Recent experimentation in global health research and development reveals how nonprofit organizations can explore and potentially attract impact investment.
Nonprofits Innovative ideas to help leaders of nonprofits and NGOs be more effective
A closer look at what characterizes an innovation lab can help practitioners, funders, and scholars better understand what labs’ potential and limits might be, as well as better assess the social impact that comes out of the them.
The secret to the sauce is hidden in plain sight.
Two scholars analyze an array of current approaches to gauging whether and how news organizations make a difference in the world.
Leaders at one nonprofit media outlet are advancing a conversation about how best to develop meaningful metrics for journalistic work. Includes magazine extras.
Several ventures now under way in developing countries show how networks of connected machines can drive economic growth.
A system that combines software and sensors promises to improve farmers’ ability to manage, conserve, and lease water.
To counter restrictions on NGO activity, local groups need to reduce their dependence on international financial support.
Instead of building an independent base of expertise, many NGOs in China focus on retaining ties to government agencies.
The real competitive advantage of social enterprise, compared to traditional charities isn’t revenue generation—it’s the ability to focus on fewer things.
Large-scale social change requires broad cross-sector coordination, not the isolated intervention of individual organizations.
For-profit executives use business models—such as "low-cost provider"—as a shorthand way to describe the way companies are built and sustained.
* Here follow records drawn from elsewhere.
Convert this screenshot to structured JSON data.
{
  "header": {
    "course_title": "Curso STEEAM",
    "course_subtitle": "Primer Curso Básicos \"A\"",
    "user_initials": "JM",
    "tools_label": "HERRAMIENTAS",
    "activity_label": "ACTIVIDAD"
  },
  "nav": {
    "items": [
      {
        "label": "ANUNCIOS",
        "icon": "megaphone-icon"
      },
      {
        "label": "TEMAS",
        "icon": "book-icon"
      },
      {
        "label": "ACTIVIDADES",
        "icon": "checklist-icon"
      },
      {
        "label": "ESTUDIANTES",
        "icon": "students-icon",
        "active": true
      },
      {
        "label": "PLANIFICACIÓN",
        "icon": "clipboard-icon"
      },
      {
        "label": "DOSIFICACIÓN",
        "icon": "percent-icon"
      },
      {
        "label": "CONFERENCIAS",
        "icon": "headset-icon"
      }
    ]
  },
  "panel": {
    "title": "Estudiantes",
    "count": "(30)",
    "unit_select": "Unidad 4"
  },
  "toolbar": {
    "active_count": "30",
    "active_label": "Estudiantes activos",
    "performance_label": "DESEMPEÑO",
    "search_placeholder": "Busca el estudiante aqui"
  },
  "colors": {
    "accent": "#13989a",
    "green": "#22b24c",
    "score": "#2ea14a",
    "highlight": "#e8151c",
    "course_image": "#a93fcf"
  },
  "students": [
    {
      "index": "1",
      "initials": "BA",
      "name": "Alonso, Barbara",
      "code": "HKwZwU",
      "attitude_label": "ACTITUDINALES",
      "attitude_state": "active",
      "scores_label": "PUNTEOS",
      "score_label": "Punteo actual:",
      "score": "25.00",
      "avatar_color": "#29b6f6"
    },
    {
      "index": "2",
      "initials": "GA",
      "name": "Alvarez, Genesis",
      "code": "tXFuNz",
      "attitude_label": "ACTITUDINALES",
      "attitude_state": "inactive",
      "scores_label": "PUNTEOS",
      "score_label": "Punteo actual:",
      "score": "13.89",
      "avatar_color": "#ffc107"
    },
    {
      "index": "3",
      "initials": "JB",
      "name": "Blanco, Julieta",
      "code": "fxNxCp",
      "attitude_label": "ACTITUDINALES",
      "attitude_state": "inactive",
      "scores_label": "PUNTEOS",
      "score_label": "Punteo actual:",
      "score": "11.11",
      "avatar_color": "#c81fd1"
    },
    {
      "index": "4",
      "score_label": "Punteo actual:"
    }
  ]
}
Nonprofit executives have not had an equivalent lexicon—until now.
More nonprofits are managing their brands to create greater impact and organizational cohesion.
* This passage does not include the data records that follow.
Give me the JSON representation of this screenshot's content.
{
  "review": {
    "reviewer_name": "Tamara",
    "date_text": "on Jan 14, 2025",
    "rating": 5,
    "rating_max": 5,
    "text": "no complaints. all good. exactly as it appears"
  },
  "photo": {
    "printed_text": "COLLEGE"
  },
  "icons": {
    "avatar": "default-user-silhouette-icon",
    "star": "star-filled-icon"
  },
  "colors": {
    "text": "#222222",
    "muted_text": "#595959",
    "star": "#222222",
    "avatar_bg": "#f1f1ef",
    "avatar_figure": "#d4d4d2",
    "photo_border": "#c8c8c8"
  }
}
Since 1970, more than 200,000 nonprofits have opened in the U.S., but only 144 have reached $50 million in annual revenue. They got big by doing two things: They raised the bulk of their money from a single type of funder. And just as importantly, these nonprofits created professional organizations that were tailored to the needs of their primary funding sources.